Exercise directions = Each line below must be written out exactly as shown.

Data about app and page elements =
※

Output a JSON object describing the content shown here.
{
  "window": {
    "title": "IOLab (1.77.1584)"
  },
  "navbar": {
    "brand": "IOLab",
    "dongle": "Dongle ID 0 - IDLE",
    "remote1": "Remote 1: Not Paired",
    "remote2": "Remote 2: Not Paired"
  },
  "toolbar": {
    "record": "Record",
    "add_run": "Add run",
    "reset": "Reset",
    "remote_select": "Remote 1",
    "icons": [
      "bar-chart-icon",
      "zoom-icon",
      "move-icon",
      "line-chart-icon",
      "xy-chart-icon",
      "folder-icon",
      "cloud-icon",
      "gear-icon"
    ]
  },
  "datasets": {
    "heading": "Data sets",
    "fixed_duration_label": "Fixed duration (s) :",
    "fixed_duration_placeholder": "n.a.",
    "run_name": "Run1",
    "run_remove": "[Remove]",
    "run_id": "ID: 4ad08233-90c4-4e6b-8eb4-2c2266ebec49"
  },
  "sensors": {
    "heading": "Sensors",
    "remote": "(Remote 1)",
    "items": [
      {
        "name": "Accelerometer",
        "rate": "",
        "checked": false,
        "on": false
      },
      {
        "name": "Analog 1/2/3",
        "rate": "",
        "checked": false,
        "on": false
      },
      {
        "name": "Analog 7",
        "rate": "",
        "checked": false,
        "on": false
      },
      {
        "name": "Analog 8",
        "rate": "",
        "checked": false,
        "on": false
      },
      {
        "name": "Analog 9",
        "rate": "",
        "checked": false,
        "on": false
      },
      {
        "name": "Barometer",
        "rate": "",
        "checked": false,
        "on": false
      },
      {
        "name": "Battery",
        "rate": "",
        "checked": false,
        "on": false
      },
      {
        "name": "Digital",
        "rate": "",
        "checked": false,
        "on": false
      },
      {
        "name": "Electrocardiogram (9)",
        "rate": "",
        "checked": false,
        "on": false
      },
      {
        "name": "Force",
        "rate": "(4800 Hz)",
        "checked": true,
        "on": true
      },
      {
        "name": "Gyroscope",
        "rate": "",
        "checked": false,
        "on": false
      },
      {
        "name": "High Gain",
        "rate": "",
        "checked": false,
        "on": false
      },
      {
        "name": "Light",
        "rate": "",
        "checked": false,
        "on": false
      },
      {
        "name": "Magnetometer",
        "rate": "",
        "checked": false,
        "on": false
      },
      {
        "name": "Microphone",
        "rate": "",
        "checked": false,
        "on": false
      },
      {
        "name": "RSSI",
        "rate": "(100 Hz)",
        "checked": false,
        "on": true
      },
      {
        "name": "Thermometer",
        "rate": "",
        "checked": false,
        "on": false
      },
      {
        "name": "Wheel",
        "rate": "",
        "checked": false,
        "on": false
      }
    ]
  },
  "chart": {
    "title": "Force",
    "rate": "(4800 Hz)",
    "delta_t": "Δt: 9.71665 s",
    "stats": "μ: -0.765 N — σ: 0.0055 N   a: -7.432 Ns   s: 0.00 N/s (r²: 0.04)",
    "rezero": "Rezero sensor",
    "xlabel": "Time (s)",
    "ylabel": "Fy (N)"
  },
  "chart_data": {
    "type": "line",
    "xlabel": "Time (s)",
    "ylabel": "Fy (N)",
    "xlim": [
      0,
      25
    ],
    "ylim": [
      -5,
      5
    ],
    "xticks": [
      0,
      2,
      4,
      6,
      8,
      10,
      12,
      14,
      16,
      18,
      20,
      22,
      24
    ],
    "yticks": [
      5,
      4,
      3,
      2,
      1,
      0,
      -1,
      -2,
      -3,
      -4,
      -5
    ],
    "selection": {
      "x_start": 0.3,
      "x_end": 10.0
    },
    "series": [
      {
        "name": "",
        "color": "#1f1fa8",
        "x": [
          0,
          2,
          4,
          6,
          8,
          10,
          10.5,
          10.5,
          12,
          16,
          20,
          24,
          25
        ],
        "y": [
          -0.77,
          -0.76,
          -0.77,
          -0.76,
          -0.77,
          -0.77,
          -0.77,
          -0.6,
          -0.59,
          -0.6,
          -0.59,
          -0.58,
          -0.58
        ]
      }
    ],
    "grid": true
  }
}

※

Response for this exercise =
Output a JSON object describing the content shown here.
{
  "window": {
    "title": "IOLab (1.77.1584)"
  },
  "navbar": {
    "brand": "IOLab",
    "dongle": "Dongle ID 0 - IDLE",
    "remote1": "Remote 1: Not Paired",
    "remote2": "Remote 2: Not Paired"
  },
  "toolbar": {
    "record": "Record",
    "add_run": "Add run",
    "reset": "Reset",
    "remote_select": "Remote 1",
    "icons": [
      "bar-chart-icon",
      "zoom-icon",
      "move-icon",
      "line-chart-icon",
      "xy-chart-icon",
      "folder-icon",
      "cloud-icon",
      "gear-icon"
    ]
  },
  "datasets": {
    "heading": "Data sets",
    "fixed_duration_label": "Fixed duration (s) :",
    "fixed_duration_placeholder": "n.a.",
    "run_name": "Run1",
    "run_remove": "[Remove]",
    "run_id": "ID: 4ad08233-90c4-4e6b-8eb4-2c2266ebec49"
  },
  "sensors": {
    "heading": "Sensors",
    "remote": "(Remote 1)",
    "items": [
      {
        "name": "Accelerometer",
        "rate": "",
        "checked": false,
        "on": false
      },
      {
        "name": "Analog 1/2/3",
        "rate": "",
        "checked": false,
        "on": false
      },
      {
        "name": "Analog 7",
        "rate": "",
        "checked": false,
        "on": false
      },
      {
        "name": "Analog 8",
        "rate": "",
        "checked": false,
        "on": false
      },
      {
        "name": "Analog 9",
        "rate": "",
        "checked": false,
        "on": false
      },
      {
        "name": "Barometer",
        "rate": "",
        "checked": false,
        "on": false
      },
      {
        "name": "Battery",
        "rate": "",
        "checked": false,
        "on": false
      },
      {
        "name": "Digital",
        "rate": "",
        "checked": false,
        "on": false
      },
      {
        "name": "Electrocardiogram (9)",
        "rate": "",
        "checked": false,
        "on": false
      },
      {
        "name": "Force",
        "rate": "(4800 Hz)",
        "checked": true,
        "on": true
      },
      {
        "name": "Gyroscope",
        "rate": "",
        "checked": false,
        "on": false
      },
      {
        "name": "High Gain",
        "rate": "",
        "checked": false,
        "on": false
      },
      {
        "name": "Light",
        "rate": "",
        "checked": false,
        "on": false
      },
      {
        "name": "Magnetometer",
        "rate": "",
        "checked": false,
        "on": false
      },
      {
        "name": "Microphone",
        "rate": "",
        "checked": false,
        "on": false
      },
      {
        "name": "RSSI",
        "rate": "(100 Hz)",
        "checked": false,
        "on": true
      },
      {
        "name": "Thermometer",
        "rate": "",
        "checked": false,
        "on": false
      },
      {
        "name": "Wheel",
        "rate": "",
        "checked": false,
        "on": false
      }
    ]
  },
  "chart": {
    "title": "Force",
    "rate": "(4800 Hz)",
    "delta_t": "Δt: 9.71665 s",
    "stats": "μ: -0.765 N — σ: 0.0055 N   a: -7.432 Ns   s: 0.00 N/s (r²: 0.04)",
    "rezero": "Rezero sensor",
    "xlabel": "Time (s)",
    "ylabel": "Fy (N)"
  },
  "chart_data": {
    "type": "line",
    "xlabel": "Time (s)",
    "ylabel": "Fy (N)",
    "xlim": [
      0,
      25
    ],
    "ylim": [
      -5,
      5
    ],
    "xticks": [
      0,
      2,
      4,
      6,
      8,
      10,
      12,
      14,
      16,
      18,
      20,
      22,
      24
    ],
    "yticks": [
      5,
      4,
      3,
      2,
      1,
      0,
      -1,
      -2,
      -3,
      -4,
      -5
    ],
    "selection": {
      "x_start": 0.3,
      "x_end": 10.0
    },
    "series": [
      {
        "name": "",
        "color": "#1f1fa8",
        "x": [
          0,
          2,
          4,
          6,
          8,
          10,
          10.5,
          10.5,
          12,
          16,
          20,
          24,
          25
        ],
        "y": [
          -0.77,
          -0.76,
          -0.77,
          -0.76,
          -0.77,
          -0.77,
          -0.77,
          -0.6,
          -0.59,
          -0.6,
          -0.59,
          -0.58,
          -0.58
        ]
      }
    ],
    "grid": true
  }
}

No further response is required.